Angie said...

Glad to see this study done with women as I believe going to failure is not good for some women. I think it can be too much stress. I've found that I respond much better going short of failure as the recovery time of one set to failure was getting longer and longer and was leaving me fatigued for days. Now I train briefly 2-3 times per week, am still improving my strength, AND have energy to play sports, garden, do stuff with the kids, etc. Glad to see this study. Thanks for posting it!

Unknown said...

As an older guy, I find doing 3-4 sets per muscle group works far better than single set to exhaustion. More than this yields little benefit and I don't recover well. I stop when I can't perform another rep in good form. I also do some endurance exercise (heresy!) because I found I lost endurance for both running and hiking when I stopped all cardio for weights. And because I train for endurance when I do cardio, I don't turn strength training into an endurance event. My sets are around 30s, using fairly heavy weights. I have also improved my running speed over my usual 2-3 mile run time.
One set to exhaustion is one way to train, and I don't think it's the most productive for many.

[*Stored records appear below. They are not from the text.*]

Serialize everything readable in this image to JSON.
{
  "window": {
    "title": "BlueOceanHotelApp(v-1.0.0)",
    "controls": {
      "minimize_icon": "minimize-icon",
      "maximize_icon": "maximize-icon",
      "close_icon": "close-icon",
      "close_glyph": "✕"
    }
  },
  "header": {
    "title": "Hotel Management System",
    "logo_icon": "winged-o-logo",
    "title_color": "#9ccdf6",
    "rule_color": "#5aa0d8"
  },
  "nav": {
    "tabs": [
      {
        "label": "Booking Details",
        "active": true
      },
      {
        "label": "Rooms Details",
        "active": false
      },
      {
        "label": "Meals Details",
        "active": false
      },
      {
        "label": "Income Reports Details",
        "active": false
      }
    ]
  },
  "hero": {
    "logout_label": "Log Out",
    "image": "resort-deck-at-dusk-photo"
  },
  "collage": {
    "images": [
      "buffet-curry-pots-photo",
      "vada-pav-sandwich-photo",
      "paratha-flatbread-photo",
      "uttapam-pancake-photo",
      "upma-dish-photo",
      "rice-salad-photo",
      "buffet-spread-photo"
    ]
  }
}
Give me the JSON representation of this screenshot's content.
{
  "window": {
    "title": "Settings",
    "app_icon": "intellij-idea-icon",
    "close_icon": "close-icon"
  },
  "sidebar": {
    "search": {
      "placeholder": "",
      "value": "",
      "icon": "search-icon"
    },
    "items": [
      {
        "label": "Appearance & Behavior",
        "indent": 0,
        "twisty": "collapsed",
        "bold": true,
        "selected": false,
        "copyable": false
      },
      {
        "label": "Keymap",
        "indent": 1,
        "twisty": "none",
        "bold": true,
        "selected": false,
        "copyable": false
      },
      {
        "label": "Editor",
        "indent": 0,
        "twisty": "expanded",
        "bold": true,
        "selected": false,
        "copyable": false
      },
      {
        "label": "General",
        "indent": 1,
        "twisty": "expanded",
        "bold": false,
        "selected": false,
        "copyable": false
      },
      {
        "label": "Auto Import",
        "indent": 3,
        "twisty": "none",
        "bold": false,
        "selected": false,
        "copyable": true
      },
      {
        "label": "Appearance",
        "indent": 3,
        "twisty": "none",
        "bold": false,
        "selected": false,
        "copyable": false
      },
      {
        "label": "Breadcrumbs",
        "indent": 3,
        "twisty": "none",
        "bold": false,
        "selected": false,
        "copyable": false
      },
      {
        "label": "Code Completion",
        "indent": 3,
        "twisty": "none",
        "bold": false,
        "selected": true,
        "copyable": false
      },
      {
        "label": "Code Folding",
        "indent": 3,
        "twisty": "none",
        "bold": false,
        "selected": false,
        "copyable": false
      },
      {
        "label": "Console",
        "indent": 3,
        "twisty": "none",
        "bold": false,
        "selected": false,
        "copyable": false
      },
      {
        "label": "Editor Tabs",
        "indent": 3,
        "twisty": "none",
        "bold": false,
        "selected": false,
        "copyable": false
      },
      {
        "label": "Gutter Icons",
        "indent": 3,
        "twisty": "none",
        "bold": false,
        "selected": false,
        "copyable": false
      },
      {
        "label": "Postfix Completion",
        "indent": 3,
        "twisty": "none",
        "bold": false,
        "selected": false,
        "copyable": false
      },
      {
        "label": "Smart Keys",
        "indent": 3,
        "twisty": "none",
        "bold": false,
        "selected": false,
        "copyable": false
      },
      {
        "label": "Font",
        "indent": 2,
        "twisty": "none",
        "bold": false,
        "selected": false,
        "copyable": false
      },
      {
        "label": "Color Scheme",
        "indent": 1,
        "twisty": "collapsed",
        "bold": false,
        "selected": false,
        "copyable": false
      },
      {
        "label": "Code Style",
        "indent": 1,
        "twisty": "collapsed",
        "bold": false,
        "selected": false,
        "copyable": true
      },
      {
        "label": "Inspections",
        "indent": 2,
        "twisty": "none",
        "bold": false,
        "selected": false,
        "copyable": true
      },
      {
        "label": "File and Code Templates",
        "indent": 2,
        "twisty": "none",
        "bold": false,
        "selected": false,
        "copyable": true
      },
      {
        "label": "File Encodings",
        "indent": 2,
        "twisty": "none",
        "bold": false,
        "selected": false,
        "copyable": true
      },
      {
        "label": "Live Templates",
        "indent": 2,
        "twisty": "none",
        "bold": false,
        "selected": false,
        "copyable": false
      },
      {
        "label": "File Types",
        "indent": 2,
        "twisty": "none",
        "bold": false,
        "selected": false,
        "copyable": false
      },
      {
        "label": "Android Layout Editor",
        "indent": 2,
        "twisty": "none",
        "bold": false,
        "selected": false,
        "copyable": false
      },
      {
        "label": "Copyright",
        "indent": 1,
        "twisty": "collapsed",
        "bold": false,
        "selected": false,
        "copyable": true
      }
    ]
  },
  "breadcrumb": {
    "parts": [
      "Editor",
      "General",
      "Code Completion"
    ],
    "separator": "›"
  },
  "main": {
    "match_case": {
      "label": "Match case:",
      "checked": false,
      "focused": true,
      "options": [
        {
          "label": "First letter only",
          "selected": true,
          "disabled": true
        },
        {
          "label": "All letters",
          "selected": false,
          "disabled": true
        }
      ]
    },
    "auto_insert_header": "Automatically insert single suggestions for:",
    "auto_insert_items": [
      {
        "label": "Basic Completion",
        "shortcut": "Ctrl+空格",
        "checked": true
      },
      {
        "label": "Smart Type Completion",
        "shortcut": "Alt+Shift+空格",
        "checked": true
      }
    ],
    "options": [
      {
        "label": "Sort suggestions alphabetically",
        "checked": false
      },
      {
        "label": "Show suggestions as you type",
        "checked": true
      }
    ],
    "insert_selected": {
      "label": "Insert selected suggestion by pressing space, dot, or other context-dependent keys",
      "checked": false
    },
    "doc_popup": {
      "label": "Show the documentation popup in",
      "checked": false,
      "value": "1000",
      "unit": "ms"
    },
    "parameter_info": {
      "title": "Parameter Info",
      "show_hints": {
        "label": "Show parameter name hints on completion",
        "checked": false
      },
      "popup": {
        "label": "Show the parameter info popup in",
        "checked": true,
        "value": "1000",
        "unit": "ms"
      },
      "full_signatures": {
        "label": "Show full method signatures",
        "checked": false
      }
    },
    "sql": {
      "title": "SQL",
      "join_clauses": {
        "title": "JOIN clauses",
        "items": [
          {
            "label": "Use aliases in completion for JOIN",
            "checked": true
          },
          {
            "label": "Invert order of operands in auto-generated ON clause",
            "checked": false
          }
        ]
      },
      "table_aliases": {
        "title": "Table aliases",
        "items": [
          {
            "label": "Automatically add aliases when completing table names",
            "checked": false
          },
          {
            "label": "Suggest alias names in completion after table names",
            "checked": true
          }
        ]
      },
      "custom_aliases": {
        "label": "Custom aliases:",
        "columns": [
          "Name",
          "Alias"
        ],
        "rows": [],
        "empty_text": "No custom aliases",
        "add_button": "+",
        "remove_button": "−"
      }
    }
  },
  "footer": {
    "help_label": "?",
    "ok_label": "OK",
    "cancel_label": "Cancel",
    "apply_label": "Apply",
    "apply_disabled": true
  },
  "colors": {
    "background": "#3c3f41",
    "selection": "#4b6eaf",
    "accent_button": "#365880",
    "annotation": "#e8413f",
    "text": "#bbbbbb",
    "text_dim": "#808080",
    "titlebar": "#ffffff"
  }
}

Khaled Allen said...

Reminds me of Pavel Tsatouline's training recommendations: never train to failure, exactly because as anonymous said, it drastically increases recovery times, so it takes longer to progress. Starting Strength doesn't recommend training to failure either, and suggests that if you are, you're programming is bad and you're shooting yourself in the foot.

sifter said...

Only thing is using elastic tubing seems so subjective when trying to measure strength increases. If I stretch it this far I'm lifting this much... hard to calculate.

Just Another Rep said...

This is very much like Hypertrophy Specific Training touted by Bryan Haycock, in so much as training to near failure for optimal recruitment.

The only issue is that unless you are very experienced in using such a protocol, it is difficult to pre-empt failure before you reach it.